» Action item
Look through the data below and show every line that includes "this".

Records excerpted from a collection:
########################################
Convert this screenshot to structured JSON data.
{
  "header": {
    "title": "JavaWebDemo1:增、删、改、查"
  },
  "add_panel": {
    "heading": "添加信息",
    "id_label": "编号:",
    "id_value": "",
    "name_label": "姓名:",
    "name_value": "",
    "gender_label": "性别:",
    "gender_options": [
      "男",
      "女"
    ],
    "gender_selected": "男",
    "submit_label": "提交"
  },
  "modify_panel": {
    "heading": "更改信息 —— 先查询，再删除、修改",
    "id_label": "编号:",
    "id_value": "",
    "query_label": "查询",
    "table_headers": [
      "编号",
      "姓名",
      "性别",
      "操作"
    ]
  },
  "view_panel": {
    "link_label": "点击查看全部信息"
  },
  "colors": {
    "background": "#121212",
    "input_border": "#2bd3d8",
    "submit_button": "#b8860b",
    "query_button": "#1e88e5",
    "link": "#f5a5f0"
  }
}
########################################
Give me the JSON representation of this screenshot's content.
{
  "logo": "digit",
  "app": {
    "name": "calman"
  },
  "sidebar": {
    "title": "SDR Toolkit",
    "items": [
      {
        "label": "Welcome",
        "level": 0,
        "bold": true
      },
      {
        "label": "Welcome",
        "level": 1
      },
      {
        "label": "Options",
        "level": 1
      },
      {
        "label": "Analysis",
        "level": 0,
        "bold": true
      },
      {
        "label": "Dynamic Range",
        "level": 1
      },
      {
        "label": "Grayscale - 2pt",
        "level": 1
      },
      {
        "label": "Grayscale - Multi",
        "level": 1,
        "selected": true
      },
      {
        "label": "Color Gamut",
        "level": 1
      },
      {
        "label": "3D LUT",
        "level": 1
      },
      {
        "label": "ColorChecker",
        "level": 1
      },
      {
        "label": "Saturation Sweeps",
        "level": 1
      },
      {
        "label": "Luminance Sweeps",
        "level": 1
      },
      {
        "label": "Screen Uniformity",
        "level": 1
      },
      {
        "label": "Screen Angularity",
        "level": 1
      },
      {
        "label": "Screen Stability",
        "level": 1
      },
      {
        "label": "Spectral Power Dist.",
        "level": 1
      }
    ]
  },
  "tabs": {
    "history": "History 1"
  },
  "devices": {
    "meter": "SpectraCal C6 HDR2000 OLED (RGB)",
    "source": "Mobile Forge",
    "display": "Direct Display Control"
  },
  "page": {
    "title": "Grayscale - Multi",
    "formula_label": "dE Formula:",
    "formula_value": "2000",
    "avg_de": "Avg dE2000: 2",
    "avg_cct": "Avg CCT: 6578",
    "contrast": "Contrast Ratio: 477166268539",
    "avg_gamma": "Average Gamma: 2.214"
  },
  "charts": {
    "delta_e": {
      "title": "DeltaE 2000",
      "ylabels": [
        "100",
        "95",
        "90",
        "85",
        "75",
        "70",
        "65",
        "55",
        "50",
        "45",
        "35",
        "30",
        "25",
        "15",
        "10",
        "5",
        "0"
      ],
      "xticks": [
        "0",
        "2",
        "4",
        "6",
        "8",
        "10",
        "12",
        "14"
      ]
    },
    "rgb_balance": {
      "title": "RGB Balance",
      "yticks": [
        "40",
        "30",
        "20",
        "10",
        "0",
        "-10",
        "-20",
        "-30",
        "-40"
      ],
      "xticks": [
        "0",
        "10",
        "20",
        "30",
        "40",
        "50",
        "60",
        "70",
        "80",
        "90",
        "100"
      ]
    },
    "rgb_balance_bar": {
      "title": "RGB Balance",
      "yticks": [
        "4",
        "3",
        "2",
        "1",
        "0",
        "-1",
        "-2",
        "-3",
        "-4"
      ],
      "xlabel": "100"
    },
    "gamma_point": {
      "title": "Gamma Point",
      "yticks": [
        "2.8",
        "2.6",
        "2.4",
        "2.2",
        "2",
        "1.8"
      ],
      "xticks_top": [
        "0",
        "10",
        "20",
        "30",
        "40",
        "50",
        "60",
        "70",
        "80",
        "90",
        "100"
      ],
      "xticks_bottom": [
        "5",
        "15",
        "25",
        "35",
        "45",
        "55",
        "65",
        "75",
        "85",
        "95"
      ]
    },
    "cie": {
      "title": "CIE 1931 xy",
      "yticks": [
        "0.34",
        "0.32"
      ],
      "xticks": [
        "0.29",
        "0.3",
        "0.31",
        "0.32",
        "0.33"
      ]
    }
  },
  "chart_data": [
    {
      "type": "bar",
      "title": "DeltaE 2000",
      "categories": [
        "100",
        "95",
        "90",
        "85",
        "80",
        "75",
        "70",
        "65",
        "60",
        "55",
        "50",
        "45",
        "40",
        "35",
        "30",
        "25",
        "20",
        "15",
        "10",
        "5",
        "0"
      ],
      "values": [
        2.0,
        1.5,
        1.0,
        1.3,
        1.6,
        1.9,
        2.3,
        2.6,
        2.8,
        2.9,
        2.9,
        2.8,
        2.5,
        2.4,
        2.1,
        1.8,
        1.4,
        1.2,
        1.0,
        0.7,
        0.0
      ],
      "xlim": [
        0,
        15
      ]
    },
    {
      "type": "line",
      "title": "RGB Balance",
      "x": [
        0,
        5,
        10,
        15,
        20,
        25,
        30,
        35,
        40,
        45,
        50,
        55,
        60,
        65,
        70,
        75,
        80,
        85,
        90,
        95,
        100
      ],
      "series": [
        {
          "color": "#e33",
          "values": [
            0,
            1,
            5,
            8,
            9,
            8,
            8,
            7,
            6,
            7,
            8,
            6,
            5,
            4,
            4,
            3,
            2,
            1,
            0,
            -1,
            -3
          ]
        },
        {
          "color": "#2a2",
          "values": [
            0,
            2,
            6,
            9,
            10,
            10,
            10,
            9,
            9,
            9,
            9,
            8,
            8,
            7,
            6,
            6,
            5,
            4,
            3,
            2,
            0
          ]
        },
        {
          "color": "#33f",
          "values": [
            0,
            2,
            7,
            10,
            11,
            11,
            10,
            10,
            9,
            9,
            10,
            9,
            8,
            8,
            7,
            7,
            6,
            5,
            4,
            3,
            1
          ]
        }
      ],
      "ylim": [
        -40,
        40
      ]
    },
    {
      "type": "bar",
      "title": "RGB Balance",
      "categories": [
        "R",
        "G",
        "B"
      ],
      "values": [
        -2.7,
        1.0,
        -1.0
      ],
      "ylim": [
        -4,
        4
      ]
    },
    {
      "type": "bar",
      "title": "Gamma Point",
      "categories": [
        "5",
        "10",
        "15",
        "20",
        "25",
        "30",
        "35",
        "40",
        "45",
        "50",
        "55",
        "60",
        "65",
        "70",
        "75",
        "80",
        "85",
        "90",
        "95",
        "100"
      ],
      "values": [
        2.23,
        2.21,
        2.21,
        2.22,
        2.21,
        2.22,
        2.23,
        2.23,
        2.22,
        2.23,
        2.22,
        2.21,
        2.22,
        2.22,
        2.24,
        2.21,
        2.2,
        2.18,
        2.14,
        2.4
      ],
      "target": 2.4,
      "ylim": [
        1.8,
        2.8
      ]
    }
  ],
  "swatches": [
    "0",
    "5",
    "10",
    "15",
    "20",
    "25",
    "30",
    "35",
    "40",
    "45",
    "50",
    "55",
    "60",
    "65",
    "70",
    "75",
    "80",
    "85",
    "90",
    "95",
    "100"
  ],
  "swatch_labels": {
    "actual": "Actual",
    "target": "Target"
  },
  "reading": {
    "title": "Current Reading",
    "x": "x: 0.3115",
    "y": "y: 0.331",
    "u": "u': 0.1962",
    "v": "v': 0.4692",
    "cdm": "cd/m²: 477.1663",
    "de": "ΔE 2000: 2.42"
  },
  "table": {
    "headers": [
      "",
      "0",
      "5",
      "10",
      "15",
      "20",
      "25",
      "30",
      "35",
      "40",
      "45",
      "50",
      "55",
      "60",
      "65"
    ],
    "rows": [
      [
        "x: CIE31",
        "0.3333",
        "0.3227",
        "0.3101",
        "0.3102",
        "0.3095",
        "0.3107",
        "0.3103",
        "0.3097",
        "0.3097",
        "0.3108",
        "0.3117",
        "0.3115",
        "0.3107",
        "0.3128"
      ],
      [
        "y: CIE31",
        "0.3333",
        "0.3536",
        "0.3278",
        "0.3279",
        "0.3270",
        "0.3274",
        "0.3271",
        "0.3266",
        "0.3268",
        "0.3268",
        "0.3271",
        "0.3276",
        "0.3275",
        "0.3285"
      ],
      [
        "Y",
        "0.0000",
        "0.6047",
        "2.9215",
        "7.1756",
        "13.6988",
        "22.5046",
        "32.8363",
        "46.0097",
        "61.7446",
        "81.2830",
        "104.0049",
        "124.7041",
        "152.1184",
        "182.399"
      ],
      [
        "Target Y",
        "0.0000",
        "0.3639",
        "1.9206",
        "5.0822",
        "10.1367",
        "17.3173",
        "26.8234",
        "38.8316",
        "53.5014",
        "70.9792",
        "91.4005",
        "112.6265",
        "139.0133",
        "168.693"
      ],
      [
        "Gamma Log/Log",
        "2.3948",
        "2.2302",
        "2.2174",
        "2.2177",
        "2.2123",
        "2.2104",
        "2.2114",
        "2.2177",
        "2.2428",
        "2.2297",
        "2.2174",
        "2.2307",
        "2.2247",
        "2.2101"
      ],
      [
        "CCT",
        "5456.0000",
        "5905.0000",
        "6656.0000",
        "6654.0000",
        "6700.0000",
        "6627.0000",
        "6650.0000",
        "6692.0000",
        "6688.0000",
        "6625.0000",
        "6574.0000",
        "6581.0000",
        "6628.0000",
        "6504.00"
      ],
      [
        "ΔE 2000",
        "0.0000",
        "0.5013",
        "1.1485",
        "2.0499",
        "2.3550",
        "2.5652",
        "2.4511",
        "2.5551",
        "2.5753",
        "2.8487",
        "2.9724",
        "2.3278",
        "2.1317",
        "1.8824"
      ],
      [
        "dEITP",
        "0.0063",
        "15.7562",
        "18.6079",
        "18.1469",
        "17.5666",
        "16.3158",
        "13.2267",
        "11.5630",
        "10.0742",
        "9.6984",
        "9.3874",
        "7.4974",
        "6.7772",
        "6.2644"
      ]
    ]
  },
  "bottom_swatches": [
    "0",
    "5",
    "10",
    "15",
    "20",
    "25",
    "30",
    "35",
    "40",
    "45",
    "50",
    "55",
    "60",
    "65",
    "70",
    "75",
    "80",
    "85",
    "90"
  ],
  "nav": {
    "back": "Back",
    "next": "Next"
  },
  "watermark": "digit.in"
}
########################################
» Solved problem
Convert this screenshot to structured JSON data.
Give me the JSON representation of this screenshot's content.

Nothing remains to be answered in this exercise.